While both of these options are fairly easy to use and free versions are available, my very favorite charting app is Read Your Body. This app was created by the Body Literacy Collective, a UK non-profit started by Fertility Awareness Educators. Read Your Body works for any method, including sympothermal methods like Sensiplan, NFPTA, or TCOYF. It also has options for mucus only methods like Billings and Creighton. It is extremely customizable so that you can make your chart look exactly the way you want. This is the only app I will teach with because it is so amazing!
There are many other apps out there and not all of them work well with this particular method. I strongly recommend that you start out with either of the two mentioned. And then only transition when you are confident that you understand the rules of charting; after charting at least 3 cycles.
I also strongly recommend avoiding apps that use the Calendar or Rhythm method. Apps such as Natural Cycles and Period Tracker (also known as P Tracker). Unless you are specifically TTC, but even then, interpreting your own information is vital. The calendar or rhythm method bases its information on past cycles. This is especially risky for women with irregular cycles who are trying to avoid pregnancy. Ovulation times can differ from cycle to cycle and should not be calculated based on past cycles.
Paper charting is another popular option. It gives you freedom to create your own charts and customize them to look however you want. Many people like to use bullet journals. But there are a lot of free resources out there, some of which are mentioned in TCOYF.
Charting can be really confusing in the beginning. It takes a a willingness to learn the signs and symptoms and how to interpret them; a deep desire to understand your own body. It can take 3 cycles or more to feel comfortable with your interpretations. It also takes a lot of self discipline to note your fertility signs every day and evaluate them for level of fertility. And it can take a lot of self control to avoid unprotected intercourse during your fertile phase if you are trying to avoid pregnancy. But don’t let this intimidate you. Learning to chart and understand your cycle and your personal hormonal patterns is incredibly empowering. I truly believe that every woman should have this knowledge.
I’ve intentionally left out the major details about charting and interpreting the results. It’s really important for you to learn for yourself how to do it. Working with an instructor gives you the best chances of understanding, and the highest efficacy rates. Ready to get started? Send me an email!

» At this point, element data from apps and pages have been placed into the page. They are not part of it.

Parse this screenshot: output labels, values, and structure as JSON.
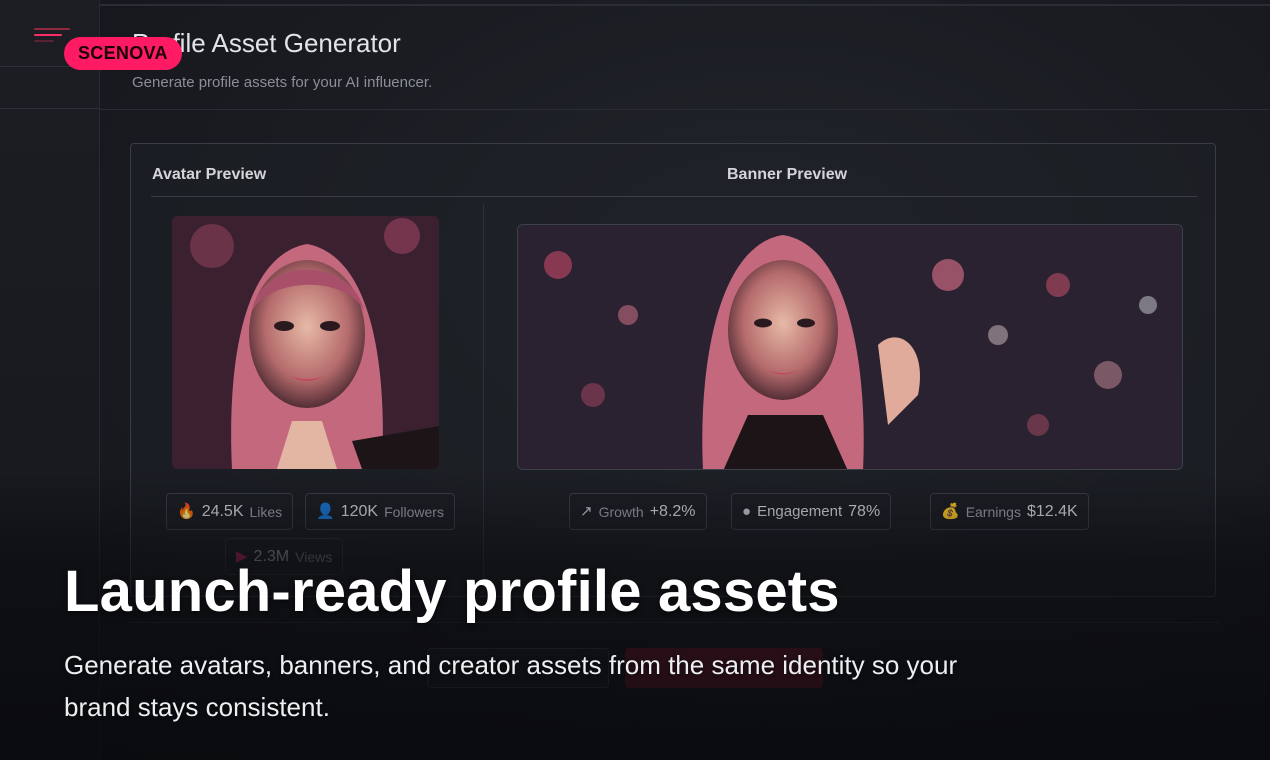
{
  "brand": {
    "badge": "SCENOVA"
  },
  "header": {
    "title": "Profile Asset Generator",
    "subtitle": "Generate profile assets for your AI influencer."
  },
  "panel": {
    "avatar_label": "Avatar Preview",
    "banner_label": "Banner Preview"
  },
  "avatar_stats": [
    {
      "icon": "flame-icon",
      "value": "24.5K",
      "label": "Likes"
    },
    {
      "icon": "user-icon",
      "value": "120K",
      "label": "Followers"
    },
    {
      "icon": "play-icon",
      "value": "2.3M",
      "label": "Views"
    }
  ],
  "banner_stats": [
    {
      "icon": "trend-up-icon",
      "label": "Growth",
      "value": "+8.2%"
    },
    {
      "icon": "circle-icon",
      "label": "Engagement",
      "value": "78%"
    },
    {
      "icon": "money-bag-icon",
      "label": "Earnings",
      "value": "$12.4K"
    }
  ],
  "hero": {
    "title": "Launch-ready profile assets",
    "subtitle": "Generate avatars, banners, and creator assets from the same identity so your brand stays consistent."
  },
  "colors": {
    "accent": "#ff1a64",
    "background": "#16181d",
    "panel_border": "#3a3d45"
  }
}
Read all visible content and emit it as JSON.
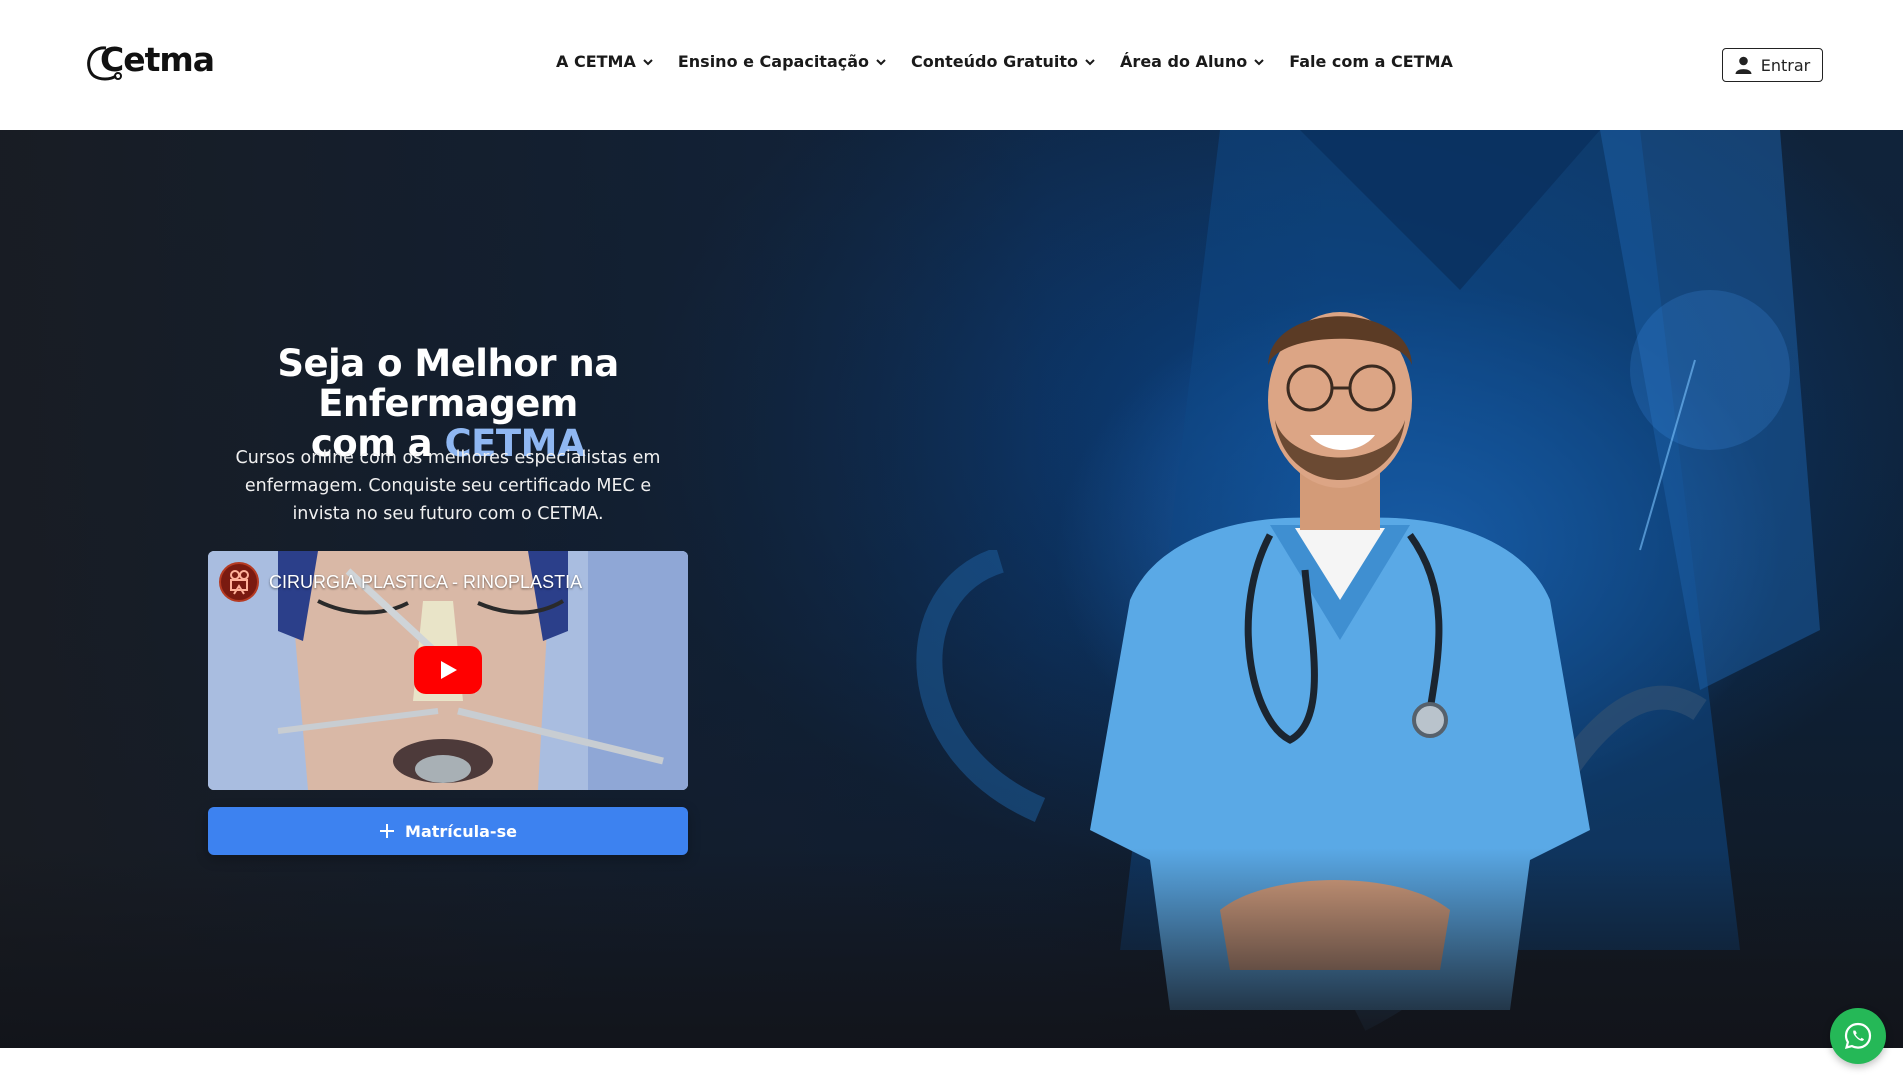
{
  "header": {
    "logo_text": "Cetma",
    "nav": [
      {
        "label": "A CETMA",
        "has_dropdown": true
      },
      {
        "label": "Ensino e Capacitação",
        "has_dropdown": true
      },
      {
        "label": "Conteúdo Gratuito",
        "has_dropdown": true
      },
      {
        "label": "Área do Aluno",
        "has_dropdown": true
      },
      {
        "label": "Fale com a CETMA",
        "has_dropdown": false
      }
    ],
    "login_label": "Entrar",
    "login_icon": "user-icon"
  },
  "hero": {
    "title_line1": "Seja o Melhor na Enfermagem",
    "title_line2_prefix": "com a ",
    "title_line2_accent": "CETMA",
    "description": "Cursos online com os melhores especialistas em enfermagem. Conquiste seu certificado MEC e invista no seu futuro com o CETMA.",
    "video": {
      "title": "CIRURGIA PLASTICA - RINOPLASTIA",
      "play_icon": "play-icon",
      "channel_icon": "channel-avatar-icon"
    },
    "cta_label": "Matrícula-se",
    "cta_icon": "plus-icon"
  },
  "colors": {
    "accent": "#8fb7f2",
    "button_blue": "#3d82f0",
    "whatsapp_green": "#25b857",
    "youtube_red": "#ff0000"
  },
  "floating": {
    "whatsapp_icon": "whatsapp-icon"
  }
}
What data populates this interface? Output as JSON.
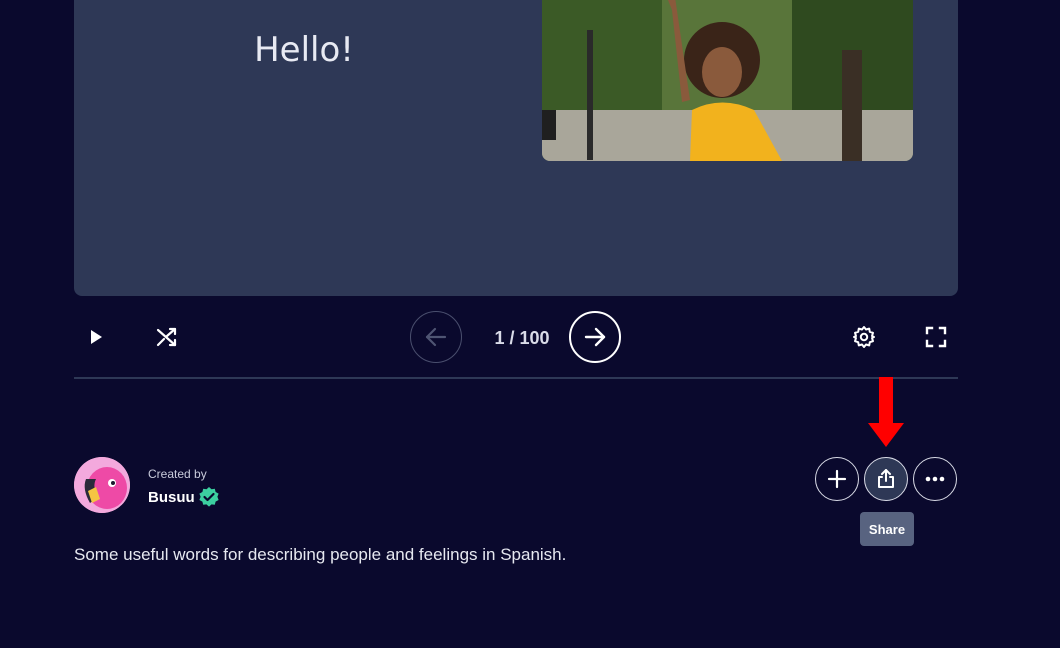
{
  "card": {
    "term": "Hello!",
    "image": "smiling-woman-photo"
  },
  "controls": {
    "counter": "1 / 100",
    "icons": {
      "play": "play-icon",
      "shuffle": "shuffle-icon",
      "prev": "arrow-left-icon",
      "next": "arrow-right-icon",
      "settings": "gear-icon",
      "fullscreen": "fullscreen-icon"
    }
  },
  "creator": {
    "label": "Created by",
    "name": "Busuu",
    "verified": true
  },
  "actions": {
    "add": "plus-icon",
    "share": "share-icon",
    "more": "more-icon",
    "tooltip": "Share"
  },
  "description": "Some useful words for describing people and feelings in Spanish.",
  "colors": {
    "background": "#0a092d",
    "card": "#2e3856",
    "tooltip": "#586380",
    "annotation": "#ff0000",
    "verified": "#3ccfa0"
  }
}
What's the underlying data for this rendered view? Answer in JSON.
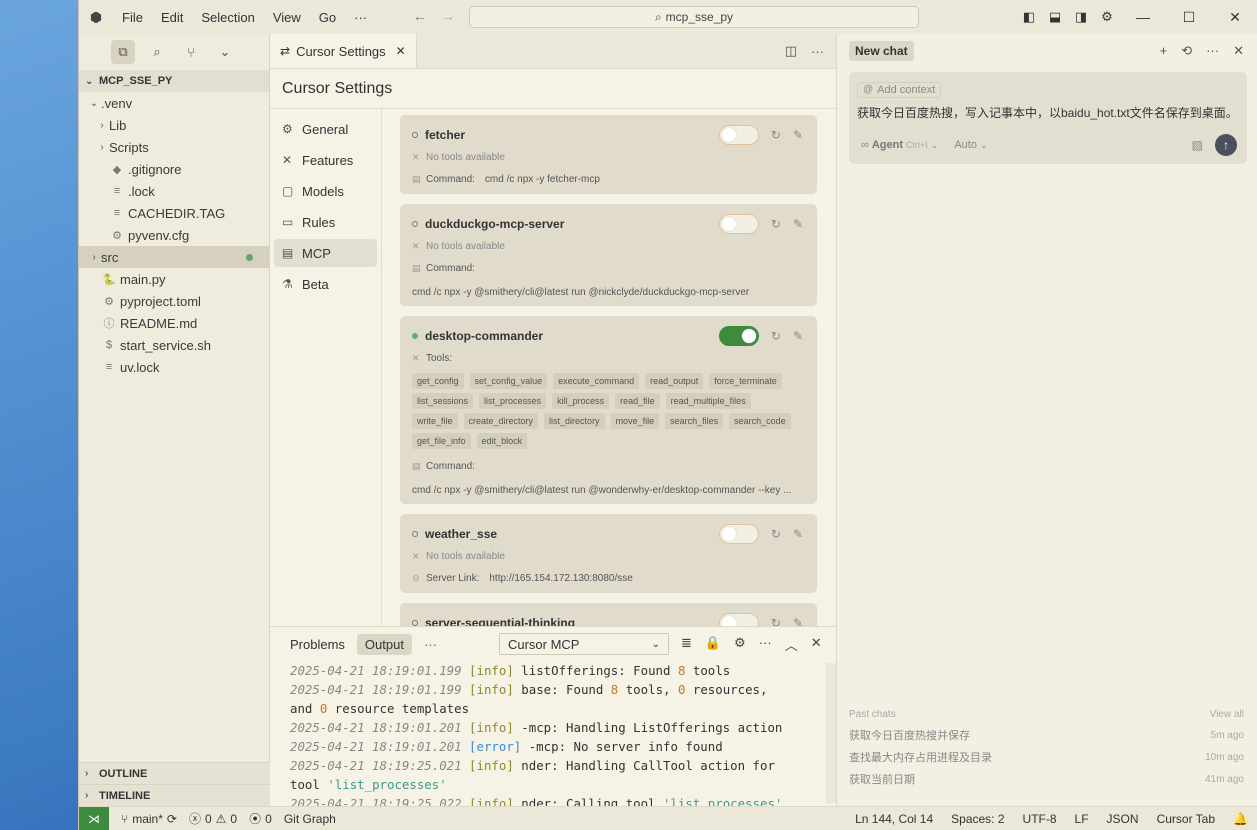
{
  "titlebar": {
    "menu": [
      "File",
      "Edit",
      "Selection",
      "View",
      "Go",
      "···"
    ],
    "search": "mcp_sse_py"
  },
  "explorer": {
    "project": "MCP_SSE_PY",
    "tree": [
      {
        "label": ".venv",
        "indent": 1,
        "chevron": "down",
        "icon": ""
      },
      {
        "label": "Lib",
        "indent": 2,
        "chevron": "right",
        "icon": ""
      },
      {
        "label": "Scripts",
        "indent": 2,
        "chevron": "right",
        "icon": ""
      },
      {
        "label": ".gitignore",
        "indent": 2,
        "chevron": "",
        "icon": "◆"
      },
      {
        "label": ".lock",
        "indent": 2,
        "chevron": "",
        "icon": "≡"
      },
      {
        "label": "CACHEDIR.TAG",
        "indent": 2,
        "chevron": "",
        "icon": "≡"
      },
      {
        "label": "pyvenv.cfg",
        "indent": 2,
        "chevron": "",
        "icon": "⚙"
      },
      {
        "label": "src",
        "indent": 1,
        "chevron": "right",
        "icon": "",
        "selected": true,
        "modified": true
      },
      {
        "label": "main.py",
        "indent": 1,
        "chevron": "",
        "icon": "🐍"
      },
      {
        "label": "pyproject.toml",
        "indent": 1,
        "chevron": "",
        "icon": "⚙"
      },
      {
        "label": "README.md",
        "indent": 1,
        "chevron": "",
        "icon": "ⓘ"
      },
      {
        "label": "start_service.sh",
        "indent": 1,
        "chevron": "",
        "icon": "$"
      },
      {
        "label": "uv.lock",
        "indent": 1,
        "chevron": "",
        "icon": "≡"
      }
    ],
    "outline": "OUTLINE",
    "timeline": "TIMELINE"
  },
  "editor": {
    "tab_label": "Cursor Settings",
    "settings_title": "Cursor Settings",
    "nav": [
      {
        "label": "General",
        "icon": "⚙"
      },
      {
        "label": "Features",
        "icon": "✕"
      },
      {
        "label": "Models",
        "icon": "▢"
      },
      {
        "label": "Rules",
        "icon": "▭"
      },
      {
        "label": "MCP",
        "icon": "▤",
        "active": true
      },
      {
        "label": "Beta",
        "icon": "⚗"
      }
    ],
    "servers": [
      {
        "name": "fetcher",
        "enabled": false,
        "status": "No tools available",
        "command_label": "Command:",
        "command": "cmd /c npx -y fetcher-mcp",
        "inline": true
      },
      {
        "name": "duckduckgo-mcp-server",
        "enabled": false,
        "status": "No tools available",
        "command_label": "Command:",
        "command": "cmd /c npx -y @smithery/cli@latest run @nickclyde/duckduckgo-mcp-server",
        "inline": false
      },
      {
        "name": "desktop-commander",
        "enabled": true,
        "status": "Tools:",
        "tools": [
          "get_config",
          "set_config_value",
          "execute_command",
          "read_output",
          "force_terminate",
          "list_sessions",
          "list_processes",
          "kill_process",
          "read_file",
          "read_multiple_files",
          "write_file",
          "create_directory",
          "list_directory",
          "move_file",
          "search_files",
          "search_code",
          "get_file_info",
          "edit_block"
        ],
        "command_label": "Command:",
        "command": "cmd /c npx -y @smithery/cli@latest run @wonderwhy-er/desktop-commander --key ...",
        "inline": false
      },
      {
        "name": "weather_sse",
        "enabled": false,
        "status": "No tools available",
        "command_label": "Server Link:",
        "command": "http://165.154.172.130:8080/sse",
        "inline": true
      },
      {
        "name": "server-sequential-thinking",
        "enabled": false,
        "status": "",
        "command_label": "",
        "command": "",
        "inline": true
      }
    ]
  },
  "panel": {
    "tabs": [
      "Problems",
      "Output"
    ],
    "active_tab": "Output",
    "more": "···",
    "channel": "Cursor MCP",
    "log": [
      [
        {
          "c": "ts",
          "t": "2025-04-21 18:19:01.199 "
        },
        {
          "c": "info",
          "t": "[info]"
        },
        {
          "c": "",
          "t": " listOfferings: Found "
        },
        {
          "c": "num",
          "t": "8"
        },
        {
          "c": "",
          "t": " tools"
        }
      ],
      [
        {
          "c": "ts",
          "t": "2025-04-21 18:19:01.199 "
        },
        {
          "c": "info",
          "t": "[info]"
        },
        {
          "c": "",
          "t": " base: Found "
        },
        {
          "c": "num",
          "t": "8"
        },
        {
          "c": "",
          "t": " tools, "
        },
        {
          "c": "num",
          "t": "0"
        },
        {
          "c": "",
          "t": " resources,"
        }
      ],
      [
        {
          "c": "",
          "t": "and "
        },
        {
          "c": "num",
          "t": "0"
        },
        {
          "c": "",
          "t": " resource templates"
        }
      ],
      [
        {
          "c": "ts",
          "t": "2025-04-21 18:19:01.201 "
        },
        {
          "c": "info",
          "t": "[info]"
        },
        {
          "c": "",
          "t": " -mcp: Handling ListOfferings action"
        }
      ],
      [
        {
          "c": "ts",
          "t": "2025-04-21 18:19:01.201 "
        },
        {
          "c": "err",
          "t": "[error]"
        },
        {
          "c": "",
          "t": " -mcp: No server info found"
        }
      ],
      [
        {
          "c": "ts",
          "t": "2025-04-21 18:19:25.021 "
        },
        {
          "c": "info",
          "t": "[info]"
        },
        {
          "c": "",
          "t": " nder: Handling CallTool action for"
        }
      ],
      [
        {
          "c": "",
          "t": "tool "
        },
        {
          "c": "str",
          "t": "'list_processes'"
        }
      ],
      [
        {
          "c": "ts",
          "t": "2025-04-21 18:19:25.022 "
        },
        {
          "c": "info",
          "t": "[info]"
        },
        {
          "c": "",
          "t": " nder: Calling tool "
        },
        {
          "c": "str",
          "t": "'list_processes'"
        }
      ]
    ]
  },
  "chat": {
    "new_chat": "New chat",
    "add_context": "Add context",
    "prompt": "获取今日百度热搜，写入记事本中，以baidu_hot.txt文件名保存到桌面。",
    "agent": "Agent",
    "agent_kbd": "Ctrl+I",
    "model": "Auto",
    "past_label": "Past chats",
    "view_all": "View all",
    "past": [
      {
        "title": "获取今日百度热搜并保存",
        "time": "5m ago"
      },
      {
        "title": "查找最大内存占用进程及目录",
        "time": "10m ago"
      },
      {
        "title": "获取当前日期",
        "time": "41m ago"
      }
    ]
  },
  "status": {
    "branch": "main*",
    "errors": "0",
    "warnings": "0",
    "ports": "0",
    "git_graph": "Git Graph",
    "position": "Ln 144, Col 14",
    "spaces": "Spaces: 2",
    "encoding": "UTF-8",
    "eol": "LF",
    "language": "JSON",
    "tab": "Cursor Tab"
  },
  "colors": {
    "accent_green": "#3d8b3d",
    "status_dot": "#5ab36a",
    "bg": "#f3efe2"
  }
}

Some great articles on charting for health:
- Beyond Family Planning: Using FABMs for PCOS
- Basal Body Temperature Charting for Fertility and Hormones
Downloadable PDF brochures of more detailed information on natural birth control methods as well as efficacy rate statistics can be found here. The one titled “Medical Update” is great to print and take to your doctor if you are trying to get their help in getting off of prescription birth control to switch to a Fertility Awareness Based Method.